Community gardens are small plots of land used for growing food which are organised along collective lines, usually for the benefit of the community. They have a huge range of potentially beneficial functions. They can:
- Provide fresh, organic vegetables, fruits and herbs on your doorstep (or down the road) offering health, environmental and social benefits.
- Bring people together to work on something which teaches useful skills, keeps people fit and healthy, and puts them back in touch with natural cycles and seasons.
- Be a positive, practical demonstration of more sustainable living and “doing it ourselves‟.
- Turn around abandoned land and create a beautiful space which increases pride in the neighbourhood.
- Provide a home for birds, insects, newts, frogs and other wildlife as well as a space for humans to enjoy them.
- Lead to increased environmental awareness.
- Benefit people with learning difficulties, the elderly or people with behavioural problems through therapeutic work, positive activities and sensory gardens.
- Preserve local varieties and biodiversity.
- Provide spaces for kids, workshops for arts and crafts, bike repairs, social events or just a nice space to sit and chat.
Dreaming and scheming
A community garden means making lots of collective decisions, so establishing how you will organise is important. As well as deciding what you want to grow (vegetables, flowers, fruit trees) you also need to think about what your main aims are (to produce food, to be educational, a calm place for people to relax) and who the garden is for. Agree on whether all or only some of the produce and tools will be shared as all these decisions affect your design. Come up with a name and think of the things you will need to create the garden (funding, materials to build with, structures) and divide up tasks and responsibilities. Consider logistics such as how can people contact the group, how much money you have got, how much you will need and who will look after the finances.
Ways of getting people involved
Once a garden exists, local residents are likely to stop and ask what it‟s all about, but in order to engage with people Open Days are great ways to entice people.
- Food: Invite people to a picnic or barbecue to be held on the land. It‟s a great way to meet people, use and appreciate the land and build a sense of community.
- Open to all :no experience necessary‟ work days: There will be lots of work clearing overgrown brambles or rubbish, preparing the beds, planting seeds, building sheds, setting up watering systems and a whole host more. Work days are a great way to share skills and get a lot done. Also, try non-work days, where people can nose about without feeling obliged to grab a shovel, such as bug hunts for kids, Halloween parties, etc.
- Give out excess produce: When there is a bumper crop of fresh organic vegetable sharing any excess with people who live nearby is a good way of letting them see what you are doing and getting them on side!
One of the keys to success with gardening is knowing the lay of the land, weather, soil acidity and having a design that makes sense to that place – it‟s important to take the time to do a land observation.
The following is a basic design workshop which is a good way to create a collective vision of what you want to do in a few hours. It could be expanded to fill a whole day or a smaller group could expand on the plans.
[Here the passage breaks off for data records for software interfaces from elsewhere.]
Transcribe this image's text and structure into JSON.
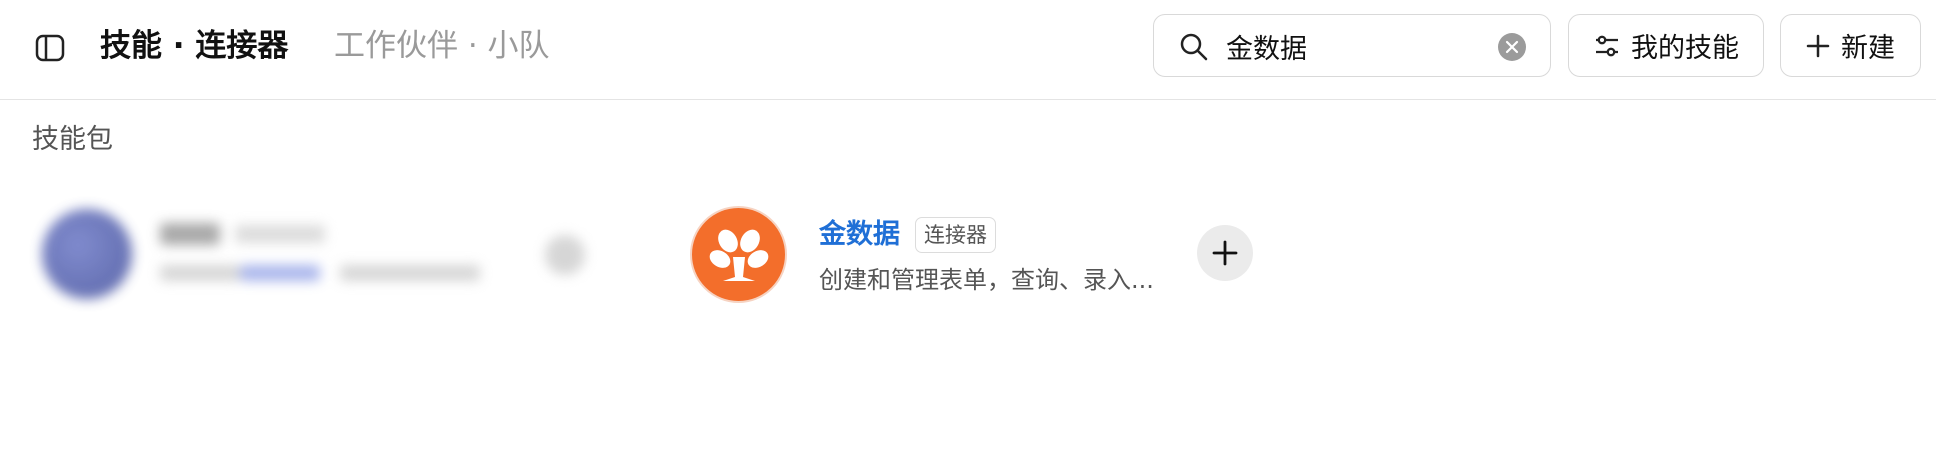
{
  "header": {
    "tabs": [
      {
        "label": "技能 · 连接器",
        "active": true
      },
      {
        "label": "工作伙伴 · 小队",
        "active": false
      }
    ],
    "search": {
      "value": "金数据",
      "placeholder": ""
    },
    "my_skills_label": "我的技能",
    "new_label": "新建"
  },
  "section": {
    "title": "技能包"
  },
  "results": [
    {
      "name": "金数据",
      "badge": "连接器",
      "description": "创建和管理表单，查询、录入...",
      "logo_color": "#f36e2b",
      "icon": "tree-icon"
    }
  ],
  "colors": {
    "accent": "#1f6fd6",
    "logo": "#f36e2b"
  }
}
The designs could be displayed in a public place for comments and to get more people interested in the project.
Design Workshop for Community Garden
1. Introduce the idea and share ideas about all the benefits of a community garden.
2. Ideas-storm the things people would like to see in the garden. Examples include: vegetable patch, sensory garden, wildlife areas/pond, leisure/barbecue area, comfrey/nettle/wildflower patch, kids area, workshop area, seating/shaded area, shed/polytunnel/ greenhouse/indoor area for bad weather, security hedges, raised beds so that elderly and disabled people can also participate in the garden.
3. A design tool frequently used by organic and permaculture gardeners known as OBREDIM helps to plan the design. It stands for Observations, Boundaries, Resources, Evaluation, Design, Implementation and Maintenance. More information on this tool is available online:
Unwelcome guests of the human variety
Whether kids really are worse these days or it just seems that way, it‟s a sad fact that community gardens can be an easy target for bored kids. There‟s no easy answer to the carrot pulling youth, a much maligned and misunderstood part of any community. Remember, people who feel excluded from the garden won‟t respect it.
Try making the garden an obvious community project through signs, lots of open invitations and inclusive design and implementation processes. Find space and offer to co-organise events that are more likely to come to such as DJing or graffiti competitions. Nothing short of razor wire and land mines will keep out a really determined person, short picket fences or chicken wire will keep out dogs. Make fences attractive but thorny by planting fruit bushes such gooseberries or blackberries.
Urban areas have lots of energetic people who, when putting their minds and hearts together, can create beautiful, healthy, living environments. And bear in mind these golden rules: start small, build up gradually, take it easy and enjoy it! Adapted from text written by Alice Cutler and Kim Bryan